Your reply should hold every record exactly as given, with no pictures in it.

__DATA FOR THE TASK__.
- - - -
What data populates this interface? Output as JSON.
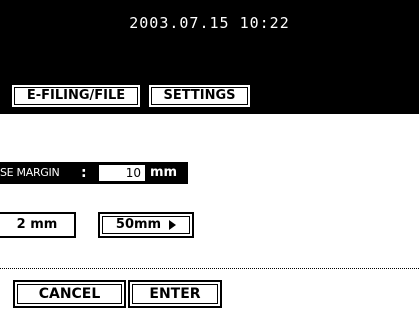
{
  "header": {
    "datetime": "2003.07.15 10:22",
    "tabs": [
      {
        "label": "E-FILING/FILE"
      },
      {
        "label": "SETTINGS"
      }
    ]
  },
  "margin": {
    "label": "SE MARGIN",
    "separator": ":",
    "value": "10",
    "unit": "mm"
  },
  "range": {
    "min_label": "2 mm",
    "max_label": "50mm"
  },
  "actions": {
    "cancel_label": "CANCEL",
    "enter_label": "ENTER"
  },
  "icons": {
    "max_arrow": "play-arrow-right-icon"
  },
  "colors": {
    "header_bg": "#000000",
    "text_on_dark": "#ffffff",
    "button_bg": "#ffffff"
  }
}
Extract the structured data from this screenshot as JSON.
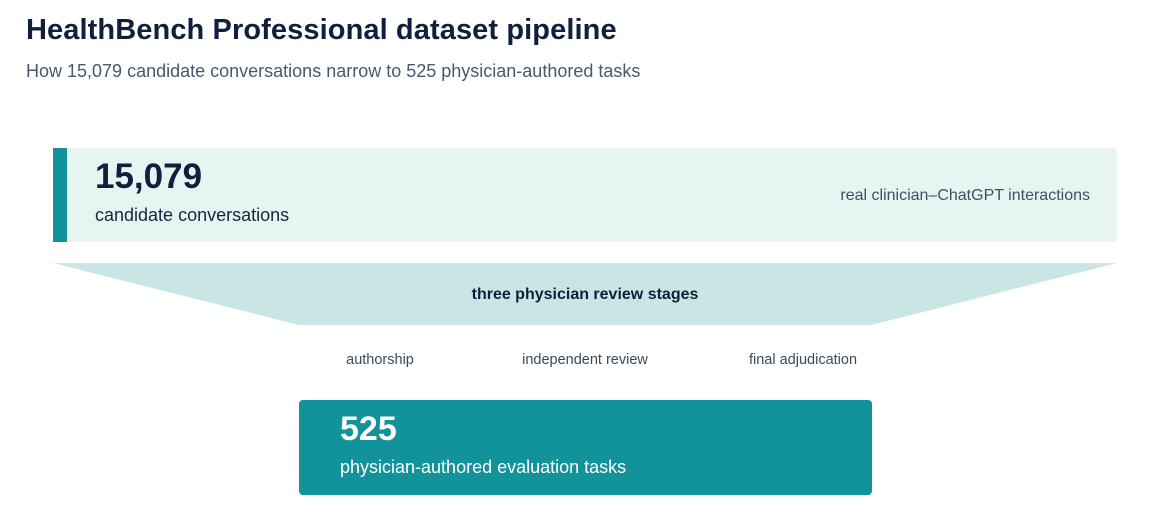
{
  "header": {
    "title": "HealthBench Professional dataset pipeline",
    "subtitle": "How 15,079 candidate conversations narrow to 525 physician-authored tasks"
  },
  "input": {
    "count": "15,079",
    "label": "candidate conversations",
    "note": "real clinician–ChatGPT interactions"
  },
  "filter": {
    "label": "three physician review stages",
    "stages": [
      "authorship",
      "independent review",
      "final adjudication"
    ]
  },
  "output": {
    "count": "525",
    "label": "physician-authored evaluation tasks"
  },
  "colors": {
    "accent": "#12929a",
    "input_fill": "#e6f4f2",
    "funnel_fill": "#c9e6e5",
    "text_dark": "#0f1f3d"
  }
}
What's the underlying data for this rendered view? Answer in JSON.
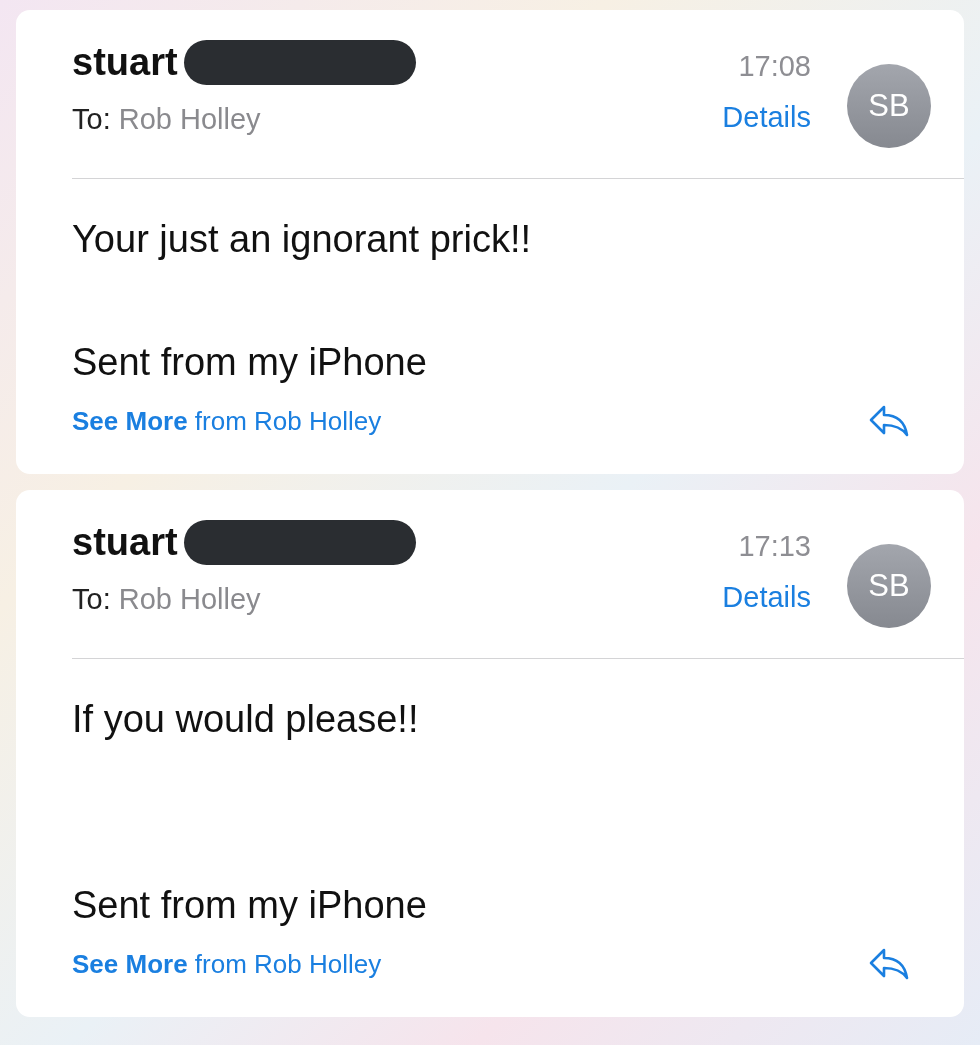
{
  "messages": [
    {
      "sender": "stuart",
      "redacted": true,
      "to_label": "To:",
      "recipient": "Rob Holley",
      "time": "17:08",
      "details": "Details",
      "initials": "SB",
      "message": "Your just an ignorant prick!!",
      "signature": "Sent from my iPhone",
      "footer": "**See More** from Rob Holley"
    },
    {
      "sender": "stuart",
      "redacted": true,
      "to_label": "To:",
      "recipient": "Rob Holley",
      "time": "17:13",
      "details": "Details",
      "initials": "SB",
      "message": "If you would please!!",
      "signature": "Sent from my iPhone",
      "footer": "**See More** from Rob Holley"
    }
  ]
}
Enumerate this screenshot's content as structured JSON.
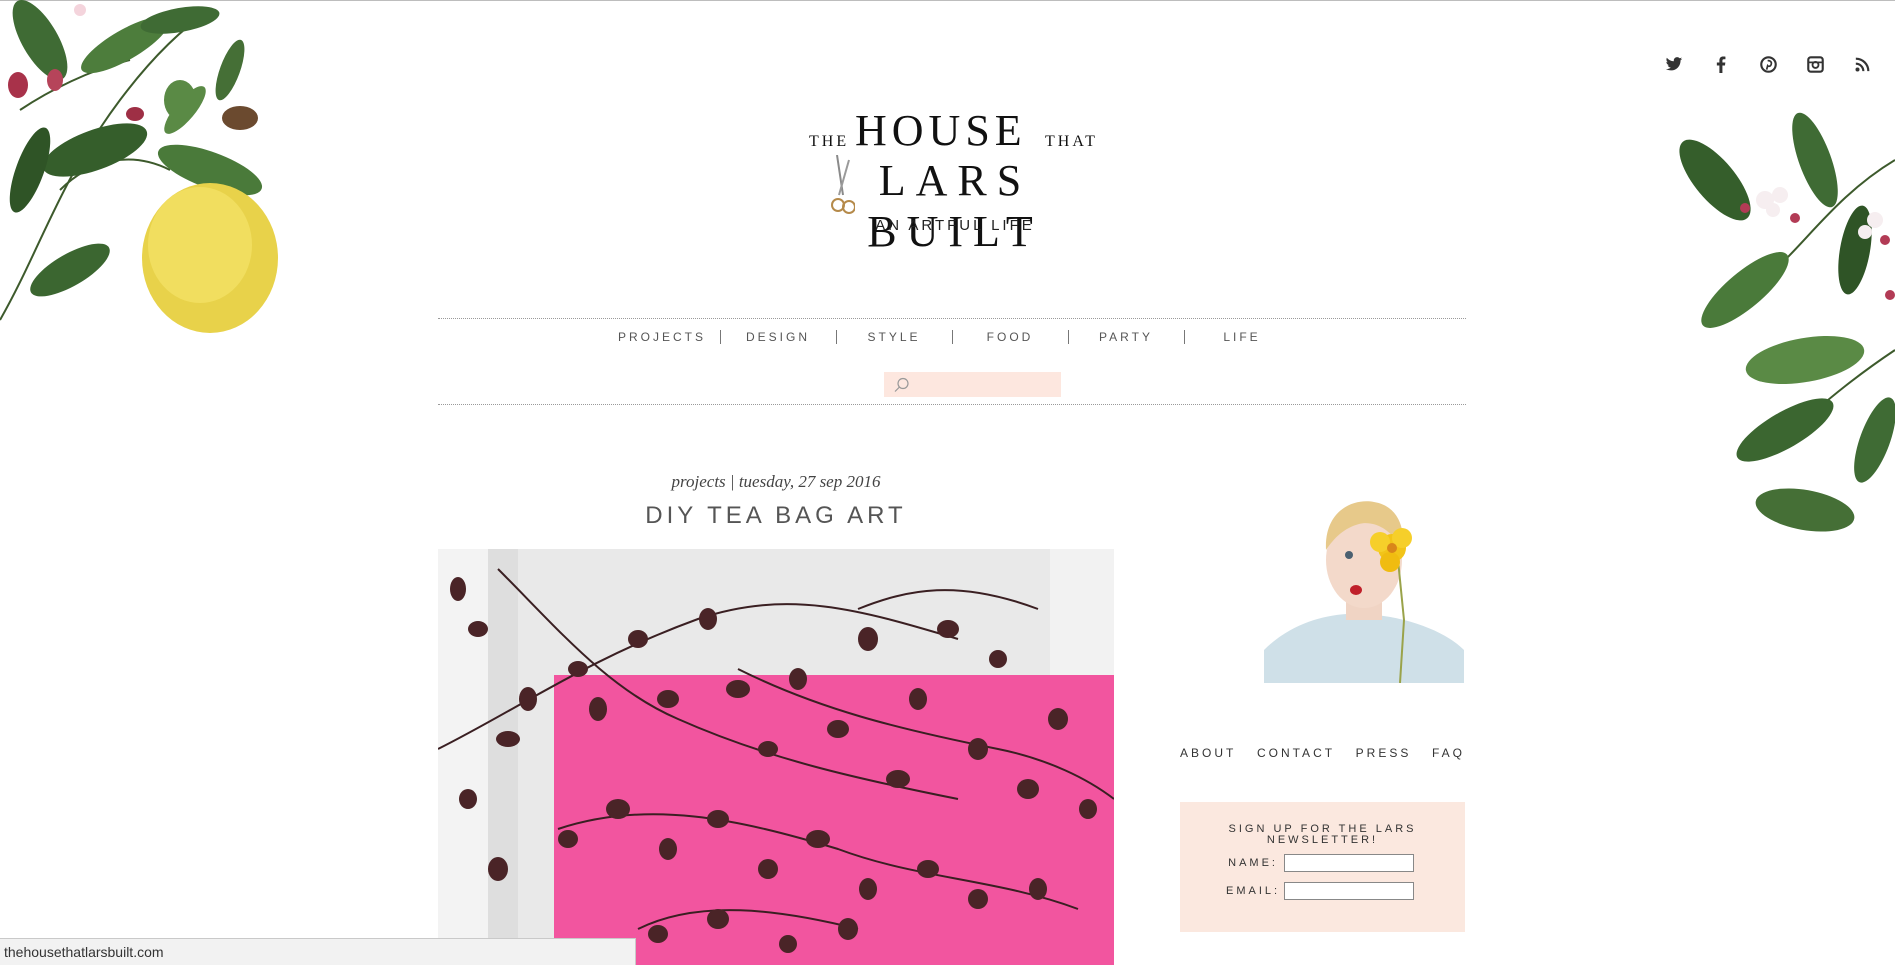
{
  "header": {
    "logo_the": "THE",
    "logo_house": "HOUSE",
    "logo_that": "THAT",
    "logo_lars_built": "LARS BUILT",
    "tagline": "AN ARTFUL LIFE"
  },
  "social": [
    "twitter-icon",
    "facebook-icon",
    "pinterest-icon",
    "instagram-icon",
    "rss-icon"
  ],
  "nav": {
    "items": [
      "PROJECTS",
      "DESIGN",
      "STYLE",
      "FOOD",
      "PARTY",
      "LIFE"
    ],
    "search_placeholder": ""
  },
  "post": {
    "meta": "projects | tuesday, 27 sep 2016",
    "title": "DIY TEA BAG ART"
  },
  "sidebar": {
    "links": [
      "ABOUT",
      "CONTACT",
      "PRESS",
      "FAQ"
    ],
    "newsletter_title": "SIGN UP FOR THE LARS NEWSLETTER!",
    "name_label": "NAME:",
    "email_label": "EMAIL:"
  },
  "status": "thehousethatlarsbuilt.com",
  "colors": {
    "search_bg": "#fde7df",
    "newsletter_bg": "#fbe8df",
    "post_pink": "#f2559f"
  }
}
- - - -
__EXERCISE RESULT__.
What data populates this interface? Output as JSON.
{
  "header": {
    "datetime": "2003.07.15 10:22",
    "tabs": [
      {
        "label": "E-FILING/FILE"
      },
      {
        "label": "SETTINGS"
      }
    ]
  },
  "margin": {
    "label": "SE MARGIN",
    "separator": ":",
    "value": "10",
    "unit": "mm"
  },
  "range": {
    "min_label": "2 mm",
    "max_label": "50mm"
  },
  "actions": {
    "cancel_label": "CANCEL",
    "enter_label": "ENTER"
  },
  "icons": {
    "max_arrow": "play-arrow-right-icon"
  },
  "colors": {
    "header_bg": "#000000",
    "text_on_dark": "#ffffff",
    "button_bg": "#ffffff"
  }
}
Extract the structured data from this screenshot as JSON.
{
  "header": {
    "title": "HealthBench Professional dataset pipeline",
    "subtitle": "How 15,079 candidate conversations narrow to 525 physician-authored tasks"
  },
  "input": {
    "count": "15,079",
    "label": "candidate conversations",
    "note": "real clinician–ChatGPT interactions"
  },
  "filter": {
    "label": "three physician review stages",
    "stages": [
      "authorship",
      "independent review",
      "final adjudication"
    ]
  },
  "output": {
    "count": "525",
    "label": "physician-authored evaluation tasks"
  },
  "colors": {
    "accent": "#12929a",
    "input_fill": "#e6f4f2",
    "funnel_fill": "#c9e6e5",
    "text_dark": "#0f1f3d"
  }
}
What's the underlying data for this rendered view? Answer in JSON.
{
  "messages": [
    {
      "sender": "stuart",
      "redacted": true,
      "to_label": "To:",
      "recipient": "Rob Holley",
      "time": "17:08",
      "details": "Details",
      "initials": "SB",
      "message": "Your just an ignorant prick!!",
      "signature": "Sent from my iPhone",
      "footer": "**See More** from Rob Holley"
    },
    {
      "sender": "stuart",
      "redacted": true,
      "to_label": "To:",
      "recipient": "Rob Holley",
      "time": "17:13",
      "details": "Details",
      "initials": "SB",
      "message": "If you would please!!",
      "signature": "Sent from my iPhone",
      "footer": "**See More** from Rob Holley"
    }
  ]
}
Enumerate this screenshot's content as structured JSON.
{
  "header": {
    "logo_the": "THE",
    "logo_house": "HOUSE",
    "logo_that": "THAT",
    "logo_lars_built": "LARS BUILT",
    "tagline": "AN ARTFUL LIFE"
  },
  "social": [
    "twitter-icon",
    "facebook-icon",
    "pinterest-icon",
    "instagram-icon",
    "rss-icon"
  ],
  "nav": {
    "items": [
      "PROJECTS",
      "DESIGN",
      "STYLE",
      "FOOD",
      "PARTY",
      "LIFE"
    ],
    "search_placeholder": ""
  },
  "post": {
    "meta": "projects | tuesday, 27 sep 2016",
    "title": "DIY TEA BAG ART"
  },
  "sidebar": {
    "links": [
      "ABOUT",
      "CONTACT",
      "PRESS",
      "FAQ"
    ],
    "newsletter_title": "SIGN UP FOR THE LARS NEWSLETTER!",
    "name_label": "NAME:",
    "email_label": "EMAIL:"
  },
  "status": "thehousethatlarsbuilt.com",
  "colors": {
    "search_bg": "#fde7df",
    "newsletter_bg": "#fbe8df",
    "post_pink": "#f2559f"
  }
}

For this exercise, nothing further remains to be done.